A paper describing the research was recently published in the journal Materials & Design.

Emerging Tech

Awesome Tech You Can’t Buy Yet: Folding canoes and ultra-fast water filters

Check out our roundup of the best new crowdfunding projects and product announcements that hit the web this week. You may not be able to buy this stuff yet, but it sure is fun to gawk!
Emerging Tech

Warm ski beanie instantly hardens into a head-protecting helmet upon impact

Wool hats are way more comfortable than hard helmets. You know what they're not? Safer. That could soon change, thanks to an innovative new ski beanie which instantly hardens upon impact.
Emerging Tech

Transplanted pig hearts show promise in baboon trials. Are humans next?

Researchers in Germany have successfully transplanted modified pig hearts into baboons. The results take us one step closer to ending organ transplant waiting lists for good. Here's why.
Emerging Tech

This exotic new material somehow gets thicker when stretched

Scientists at the U.K.’s University of Leeds have discovered a synthetic material which actually gets thicker the more it’s stretched. Here are some of the things it could be used for.

Give your eyes a break with these handy blue light filters

Filtering blue light from your monitor is a great way to make long days of work easier on your eyes, especially when it gets later in the day. You can use ones built into MacOS and Windows, or one of the third-party options.
Emerging Tech

New experiment casts doubt on claims to have identified dark matter

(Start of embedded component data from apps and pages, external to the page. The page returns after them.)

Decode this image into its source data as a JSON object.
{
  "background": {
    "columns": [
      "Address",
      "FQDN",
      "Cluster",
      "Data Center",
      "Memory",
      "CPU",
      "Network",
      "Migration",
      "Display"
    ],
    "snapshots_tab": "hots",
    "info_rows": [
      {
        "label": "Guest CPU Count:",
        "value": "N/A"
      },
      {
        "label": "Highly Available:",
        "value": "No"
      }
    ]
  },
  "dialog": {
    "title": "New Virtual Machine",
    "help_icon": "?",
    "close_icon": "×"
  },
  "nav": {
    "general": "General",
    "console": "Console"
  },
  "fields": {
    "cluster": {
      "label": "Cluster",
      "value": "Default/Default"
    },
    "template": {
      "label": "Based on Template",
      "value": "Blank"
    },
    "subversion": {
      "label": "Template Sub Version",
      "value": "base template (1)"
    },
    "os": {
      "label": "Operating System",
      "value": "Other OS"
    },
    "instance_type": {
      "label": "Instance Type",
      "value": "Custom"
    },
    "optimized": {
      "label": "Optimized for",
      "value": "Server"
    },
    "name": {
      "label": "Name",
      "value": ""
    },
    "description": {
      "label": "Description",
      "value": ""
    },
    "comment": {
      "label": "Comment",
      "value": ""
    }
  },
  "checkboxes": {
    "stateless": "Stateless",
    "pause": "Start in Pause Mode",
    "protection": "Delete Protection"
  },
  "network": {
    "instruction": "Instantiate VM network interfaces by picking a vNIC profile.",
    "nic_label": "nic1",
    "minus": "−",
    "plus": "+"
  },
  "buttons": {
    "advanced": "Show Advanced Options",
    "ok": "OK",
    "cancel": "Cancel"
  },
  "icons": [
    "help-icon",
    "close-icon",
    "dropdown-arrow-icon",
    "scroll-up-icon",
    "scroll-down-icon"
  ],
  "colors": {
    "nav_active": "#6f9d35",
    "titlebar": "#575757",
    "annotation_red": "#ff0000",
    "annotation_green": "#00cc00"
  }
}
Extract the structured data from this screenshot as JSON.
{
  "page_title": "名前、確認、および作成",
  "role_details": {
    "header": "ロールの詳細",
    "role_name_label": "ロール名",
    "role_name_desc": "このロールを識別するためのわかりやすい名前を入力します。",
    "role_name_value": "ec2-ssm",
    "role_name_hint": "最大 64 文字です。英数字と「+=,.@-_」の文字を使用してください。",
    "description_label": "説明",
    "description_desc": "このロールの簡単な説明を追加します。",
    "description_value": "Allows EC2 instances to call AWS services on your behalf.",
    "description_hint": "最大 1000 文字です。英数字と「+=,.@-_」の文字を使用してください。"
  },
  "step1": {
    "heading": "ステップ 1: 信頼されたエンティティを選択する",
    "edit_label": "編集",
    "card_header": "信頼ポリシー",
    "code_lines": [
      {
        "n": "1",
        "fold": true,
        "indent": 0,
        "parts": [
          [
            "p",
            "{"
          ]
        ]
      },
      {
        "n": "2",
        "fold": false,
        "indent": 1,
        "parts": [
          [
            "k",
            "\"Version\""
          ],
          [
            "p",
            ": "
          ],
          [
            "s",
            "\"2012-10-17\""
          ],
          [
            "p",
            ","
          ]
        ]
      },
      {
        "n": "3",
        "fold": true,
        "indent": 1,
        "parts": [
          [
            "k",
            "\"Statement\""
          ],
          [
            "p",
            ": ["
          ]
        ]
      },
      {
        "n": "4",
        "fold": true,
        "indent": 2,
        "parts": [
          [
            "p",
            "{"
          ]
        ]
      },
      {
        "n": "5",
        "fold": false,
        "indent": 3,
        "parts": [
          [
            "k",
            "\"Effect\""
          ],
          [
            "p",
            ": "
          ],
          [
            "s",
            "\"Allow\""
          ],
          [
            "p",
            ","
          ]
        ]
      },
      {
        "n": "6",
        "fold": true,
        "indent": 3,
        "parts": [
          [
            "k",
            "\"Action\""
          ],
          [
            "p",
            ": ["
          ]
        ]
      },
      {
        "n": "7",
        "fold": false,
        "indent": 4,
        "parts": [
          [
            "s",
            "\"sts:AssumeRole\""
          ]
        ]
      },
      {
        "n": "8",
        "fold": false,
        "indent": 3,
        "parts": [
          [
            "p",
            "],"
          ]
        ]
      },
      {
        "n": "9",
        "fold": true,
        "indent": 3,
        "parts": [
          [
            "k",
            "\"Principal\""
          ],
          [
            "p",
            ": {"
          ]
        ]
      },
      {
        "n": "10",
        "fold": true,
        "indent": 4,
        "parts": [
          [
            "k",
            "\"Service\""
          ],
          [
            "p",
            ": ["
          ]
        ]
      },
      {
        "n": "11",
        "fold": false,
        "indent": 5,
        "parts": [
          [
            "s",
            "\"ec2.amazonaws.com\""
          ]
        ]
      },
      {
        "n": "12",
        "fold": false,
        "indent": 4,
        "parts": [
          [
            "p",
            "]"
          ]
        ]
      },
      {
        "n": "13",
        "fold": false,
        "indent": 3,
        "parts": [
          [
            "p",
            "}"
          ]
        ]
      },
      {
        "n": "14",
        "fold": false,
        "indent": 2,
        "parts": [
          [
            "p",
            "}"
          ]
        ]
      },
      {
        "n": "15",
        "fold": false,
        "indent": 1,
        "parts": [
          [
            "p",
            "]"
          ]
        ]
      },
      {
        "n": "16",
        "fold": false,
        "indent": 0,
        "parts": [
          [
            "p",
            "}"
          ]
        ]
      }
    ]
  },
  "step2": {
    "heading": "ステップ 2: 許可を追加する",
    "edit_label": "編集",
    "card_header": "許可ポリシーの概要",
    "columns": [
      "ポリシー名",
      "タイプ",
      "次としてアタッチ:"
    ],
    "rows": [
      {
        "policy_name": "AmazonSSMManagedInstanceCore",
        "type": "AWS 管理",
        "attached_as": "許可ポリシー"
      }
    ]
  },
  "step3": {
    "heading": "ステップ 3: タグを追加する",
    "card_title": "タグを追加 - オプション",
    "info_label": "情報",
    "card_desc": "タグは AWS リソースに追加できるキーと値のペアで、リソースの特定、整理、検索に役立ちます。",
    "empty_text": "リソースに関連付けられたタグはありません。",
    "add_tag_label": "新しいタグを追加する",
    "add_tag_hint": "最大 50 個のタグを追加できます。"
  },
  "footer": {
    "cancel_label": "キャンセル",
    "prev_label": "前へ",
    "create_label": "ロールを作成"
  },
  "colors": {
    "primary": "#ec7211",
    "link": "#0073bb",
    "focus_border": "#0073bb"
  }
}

A South Korean experiment called COSINE-100 has attempted to replicate the claims of dark matter observed by the Italian DAMA/LIBRA experiment, but has failed to replicate the observations.
Emerging Tech

It’s no flying car, but the e-scooter had a huge impact on city streets in 2018

Within just a year, electric scooters have fundamentally changed how we navigate cities. From San Francisco to Paris, commuters have a new option that’s more fun than mass transit, easier than a bike, and definitely not a car.
Emerging Tech

White dwarf star unexpectedly emitting bright ‘supersoft’ X-rays

NASA's Chandra Observatory has discovered a white dwarf star which is emitting supersoft X-rays, calling into question the conventional wisdom about how X-rays are produced by dying stars.

Amazon scouted airport locations for its cashier-free Amazon Go stores

Representatives of Amazon Go checkout-free retail stores connected with officials at Los Angeles and San Jose airports in June to discuss the possibility of cashier-free grab-and-go locations in busy terminals.
Emerging Tech

Full-fledged drone delivery service set to land in remote Canadian community

Some drone delivery operations seem rather crude in their execution, but Drone Delivery Canada is building a comprehensive platform that's aiming to take drone delivery to the next level.
Emerging Tech

Intel wants its fleet of drones to monitor America’s aging, unsafe bridges

Intel has signed a deal to use its Falcon 8+ drones to carry out bridge inspections. The hope is that these drones will be useful in spotting potential problems before they become serious.
Emerging Tech

An A.I. cracks the internet’s squiggly letter bot test in 0.5 seconds

How do you prove that you’re a human when communicating on the internet? The answer used to be by solving a CAPTCHA puzzle. But maybe not for too much longer. Here is the reason why.
Emerging Tech

Makerbot is back with a new 3D printer that’s faster and more precise than ever

MakerBot's new Method 3D printer aims to bridge the gap between home 3D printers and more industrial 3D printing tech. Here are a few of the tantalizing things you can expect from it.

Print your heart’s desire: Enter our giveaway to win a free Monoprice 3D printer

We’re giving away a $400 Monoprice MP Voxel 3D Printer. It's easy to use, especially for beginners, with its simple menu system and touchscreen display. It comes fully assembled so you can spend more time printing instead of setting up.